As we continue to push for a universal database of information on pediatric cancers and other childhood diseases and disorders, we see tremendous value in this approach for fighting other conditions that strike in childhood, such as autism and attention deficit hyperactivity disorder (ADHD).

Approximately 15,780 children and adolescents are diagnosed with cancer each year in the U.S. – an average of 43 kids a day.

An estimated 1 out of 42 boys and 1 in 189 girls are diagnosed with autism, while an estimated 11 percent of all children ages 4 to 17 have ADHD.

At Bridge To A Cure, we are dedicated to tearing down the five deadly barriers impeding the search for cures, with a focus on childhood cancer. Foremost among these, we advocate for creating robust databases and using artificial intelligence to find solutions.

The fact is, we need to be data smart when it comes to all diseases affecting kids.

Science is finally beginning to move in this direction on biomedical data related to cancer. For instance, St. Jude Children’s Research Hospital just released the most comprehensive analysis yet of the genomic alterations leading to cancer in children. This “pan-cancer analysis” revealed that only 45 percent of the mutated genes driving cancer in children are the same as the genes driving cancer in adults. The research affirms the need for pediatric-specific precision therapies, its authors say.

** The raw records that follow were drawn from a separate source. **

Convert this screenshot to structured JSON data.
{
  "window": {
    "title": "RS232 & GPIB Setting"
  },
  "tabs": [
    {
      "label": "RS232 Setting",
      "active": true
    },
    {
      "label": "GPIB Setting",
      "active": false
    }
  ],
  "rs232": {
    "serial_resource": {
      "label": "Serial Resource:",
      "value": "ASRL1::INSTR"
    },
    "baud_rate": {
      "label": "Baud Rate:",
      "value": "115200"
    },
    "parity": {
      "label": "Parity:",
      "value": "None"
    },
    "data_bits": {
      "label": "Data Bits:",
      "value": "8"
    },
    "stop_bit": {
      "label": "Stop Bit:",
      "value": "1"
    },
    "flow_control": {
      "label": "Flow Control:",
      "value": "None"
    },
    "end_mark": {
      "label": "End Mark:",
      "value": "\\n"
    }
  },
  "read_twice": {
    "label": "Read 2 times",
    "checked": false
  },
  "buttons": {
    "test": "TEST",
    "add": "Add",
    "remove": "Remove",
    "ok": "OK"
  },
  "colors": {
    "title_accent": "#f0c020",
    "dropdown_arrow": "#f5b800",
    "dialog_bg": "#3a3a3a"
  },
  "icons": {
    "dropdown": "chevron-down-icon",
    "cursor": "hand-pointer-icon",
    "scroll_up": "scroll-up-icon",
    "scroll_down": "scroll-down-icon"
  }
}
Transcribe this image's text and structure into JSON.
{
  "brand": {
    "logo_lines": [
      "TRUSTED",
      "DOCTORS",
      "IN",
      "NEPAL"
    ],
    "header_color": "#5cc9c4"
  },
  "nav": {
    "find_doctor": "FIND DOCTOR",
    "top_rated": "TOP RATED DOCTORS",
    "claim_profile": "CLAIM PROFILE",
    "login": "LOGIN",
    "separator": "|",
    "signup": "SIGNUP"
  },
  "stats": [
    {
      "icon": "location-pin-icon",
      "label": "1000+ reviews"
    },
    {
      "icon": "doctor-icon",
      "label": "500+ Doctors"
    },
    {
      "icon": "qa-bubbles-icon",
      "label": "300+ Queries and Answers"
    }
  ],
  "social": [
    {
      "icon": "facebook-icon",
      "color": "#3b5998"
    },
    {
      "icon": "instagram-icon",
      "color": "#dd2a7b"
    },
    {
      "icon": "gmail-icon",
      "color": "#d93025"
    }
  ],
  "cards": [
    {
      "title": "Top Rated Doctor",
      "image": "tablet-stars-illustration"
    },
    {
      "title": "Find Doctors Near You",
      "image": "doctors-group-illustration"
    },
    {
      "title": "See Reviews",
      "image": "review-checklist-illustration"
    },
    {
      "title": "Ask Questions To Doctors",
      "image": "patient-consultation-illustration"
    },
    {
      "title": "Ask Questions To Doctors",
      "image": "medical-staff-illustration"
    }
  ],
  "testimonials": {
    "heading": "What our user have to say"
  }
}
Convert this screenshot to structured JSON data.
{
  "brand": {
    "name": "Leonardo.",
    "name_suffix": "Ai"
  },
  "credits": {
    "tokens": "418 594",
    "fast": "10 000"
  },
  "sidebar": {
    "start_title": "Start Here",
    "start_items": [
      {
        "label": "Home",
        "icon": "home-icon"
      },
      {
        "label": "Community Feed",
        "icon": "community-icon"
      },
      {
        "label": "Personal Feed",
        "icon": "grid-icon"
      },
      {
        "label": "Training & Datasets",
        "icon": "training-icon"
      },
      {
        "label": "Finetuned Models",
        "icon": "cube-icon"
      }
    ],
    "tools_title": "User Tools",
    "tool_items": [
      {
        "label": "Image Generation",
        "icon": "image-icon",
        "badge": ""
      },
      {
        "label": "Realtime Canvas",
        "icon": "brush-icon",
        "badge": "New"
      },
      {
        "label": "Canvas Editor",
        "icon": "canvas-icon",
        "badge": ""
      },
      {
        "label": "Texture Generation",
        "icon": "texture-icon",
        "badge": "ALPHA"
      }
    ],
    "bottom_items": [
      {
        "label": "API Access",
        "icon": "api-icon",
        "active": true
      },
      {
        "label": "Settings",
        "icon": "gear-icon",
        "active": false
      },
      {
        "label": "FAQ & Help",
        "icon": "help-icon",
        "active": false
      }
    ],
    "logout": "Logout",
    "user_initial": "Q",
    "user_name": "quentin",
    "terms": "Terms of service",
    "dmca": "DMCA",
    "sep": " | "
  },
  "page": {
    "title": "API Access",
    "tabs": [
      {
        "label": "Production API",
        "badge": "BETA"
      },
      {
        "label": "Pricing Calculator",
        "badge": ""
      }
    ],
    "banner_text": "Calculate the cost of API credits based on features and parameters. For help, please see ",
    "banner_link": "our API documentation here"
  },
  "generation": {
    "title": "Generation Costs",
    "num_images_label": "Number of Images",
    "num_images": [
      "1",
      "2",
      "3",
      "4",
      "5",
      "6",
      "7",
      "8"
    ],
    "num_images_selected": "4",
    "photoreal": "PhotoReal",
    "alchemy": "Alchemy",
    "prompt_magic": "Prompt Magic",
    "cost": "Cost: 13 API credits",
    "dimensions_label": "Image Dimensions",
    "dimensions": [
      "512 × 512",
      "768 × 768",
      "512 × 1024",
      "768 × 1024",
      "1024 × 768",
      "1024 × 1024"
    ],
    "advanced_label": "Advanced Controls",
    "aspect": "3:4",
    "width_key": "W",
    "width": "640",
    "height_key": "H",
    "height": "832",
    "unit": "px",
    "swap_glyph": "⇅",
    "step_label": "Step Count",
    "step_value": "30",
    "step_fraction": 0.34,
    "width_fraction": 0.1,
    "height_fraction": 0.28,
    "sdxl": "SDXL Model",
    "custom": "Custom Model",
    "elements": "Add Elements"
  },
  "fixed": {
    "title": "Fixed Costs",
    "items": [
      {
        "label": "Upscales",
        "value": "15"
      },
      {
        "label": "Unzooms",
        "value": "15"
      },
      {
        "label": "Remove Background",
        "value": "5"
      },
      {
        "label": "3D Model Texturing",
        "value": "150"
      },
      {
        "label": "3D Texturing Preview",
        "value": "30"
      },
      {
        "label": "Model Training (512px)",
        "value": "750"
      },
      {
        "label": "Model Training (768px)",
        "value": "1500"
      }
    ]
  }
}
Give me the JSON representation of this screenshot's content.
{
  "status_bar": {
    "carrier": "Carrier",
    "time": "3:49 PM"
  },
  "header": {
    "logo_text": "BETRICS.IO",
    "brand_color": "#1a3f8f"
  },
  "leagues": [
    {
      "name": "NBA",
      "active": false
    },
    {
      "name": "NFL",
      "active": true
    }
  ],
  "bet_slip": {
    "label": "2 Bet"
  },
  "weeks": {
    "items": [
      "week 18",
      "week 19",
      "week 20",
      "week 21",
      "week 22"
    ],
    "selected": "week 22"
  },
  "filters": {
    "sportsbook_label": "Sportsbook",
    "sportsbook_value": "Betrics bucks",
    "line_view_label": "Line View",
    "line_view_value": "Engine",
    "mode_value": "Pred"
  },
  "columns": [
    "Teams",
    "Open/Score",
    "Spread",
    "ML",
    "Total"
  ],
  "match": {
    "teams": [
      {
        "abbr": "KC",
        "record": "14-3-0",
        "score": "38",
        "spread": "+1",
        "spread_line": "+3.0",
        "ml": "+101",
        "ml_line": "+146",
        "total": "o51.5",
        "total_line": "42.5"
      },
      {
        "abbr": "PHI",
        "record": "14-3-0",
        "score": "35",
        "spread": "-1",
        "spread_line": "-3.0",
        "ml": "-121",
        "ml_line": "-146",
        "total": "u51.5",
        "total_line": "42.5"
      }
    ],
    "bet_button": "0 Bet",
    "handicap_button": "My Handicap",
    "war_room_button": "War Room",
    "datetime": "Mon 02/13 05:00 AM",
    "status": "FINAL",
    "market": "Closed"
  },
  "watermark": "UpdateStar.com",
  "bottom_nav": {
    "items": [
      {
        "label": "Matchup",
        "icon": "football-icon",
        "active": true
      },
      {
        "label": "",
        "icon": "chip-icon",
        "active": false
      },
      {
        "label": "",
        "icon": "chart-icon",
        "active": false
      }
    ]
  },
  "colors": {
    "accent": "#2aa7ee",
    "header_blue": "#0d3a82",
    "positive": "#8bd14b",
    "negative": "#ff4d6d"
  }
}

“The results really bring home the message that pediatric cancer patients are not small adults and their disease should not be treated as if that were the case,” said corresponding author Jinghui Zhang, Ph.D., chair of the St. Jude Department of Computational Biology.

This is a good reason why we need to invest more in fighting pediatric cancer, starting by creating a robust national database.

The Treehouse Childhood Cancer Initiative at UC Santa Cruz is working to see that genomic data on pediatric cancer is shared between institutions. David Haussler, professor and Scientific Director of the UC Santa Cruz Genomics Institute, founded the organization. He is also a principal investigator of the California Kids Cancer Comparison, which collaborates with other researchers and physicians across the US using large-scale bioinformatics to analyze patients’ tumors. Their goal is to “do the most complete analysis” of each child’s tumor genome, and “leave no stone unturned” when it comes to looking for possible drug targets, Haussler says.

Sharing data is a terrific first step. But we also need to collect that data in one place and leverage the analytical capability of artificial intelligence and predictive algorithms to detect and cure cancer.

Dr. Samuel L. Volchenboum, an expert in pediatric cancers and blood disorders and director of the Center for Research Informatics at the University of Chicago, is among those working to compile cancer data.

“Ultimately, the goal is to have data collected all over the world using standardized data dictionaries and then making those data available in a de-identified format to the worldwide research community for study,” he said in an article in “Of course, there are myriad issues with doing this – everything from lack of data standards, to worries about security and privacy, to issues with data embargo and proprietary claims. But these issues are surmountable, and I continue to be highly optimistic about our success.”

According to Volchenboum, we have a long way to go before the data are actually collected in a standardized fashion, and shared.

“Of course, there must be an incentive for a clinician or researcher to share their data,” he said. “There must be the right kind of governance in place to assure data contributors that the data will be kept safe and shared only under appropriate conditions and with the proper attribution. This is one of the most thorny areas and must be addressed through data sharing agreements.”

His comments underscore some of the challenges to establishing a truly universal database to fight childhood cancer.

Woman filing medical records in a storage facility

But, as he notes, these barriers are “surmountable.” So we must overcome them.

Leaders in bioinformatics such as Haussler and Volchenboum see the need to share universal, standardized data in the fight against childhood cancer. This approach is ripe for tackling all diseases that strike in childhood, including asthma, diabetes, cystic fibrosis, and conditions from autism to ADHD.

While we are at it, we could (and should) enlist big data and artificial intelligence to combat problems such as bullying, and help identify children who are at risk of violent behavior so that we can get them help before they cause harm to themselves or others.

Pulling together research, patient information, epidemiology, and hard data on alternative as well as conventional treatments is the key to harnessing the technological power that is now at our fingertips. We need leaders in government and medical science to see the potential we now hold in our hands, and tear down the barriers to life-saving treatments.

Leave a Reply

Meet Waffles™

Waffles wants to share some fun with a young person in your life. This plush puppy is reserved for our generous donors who give $500 or more.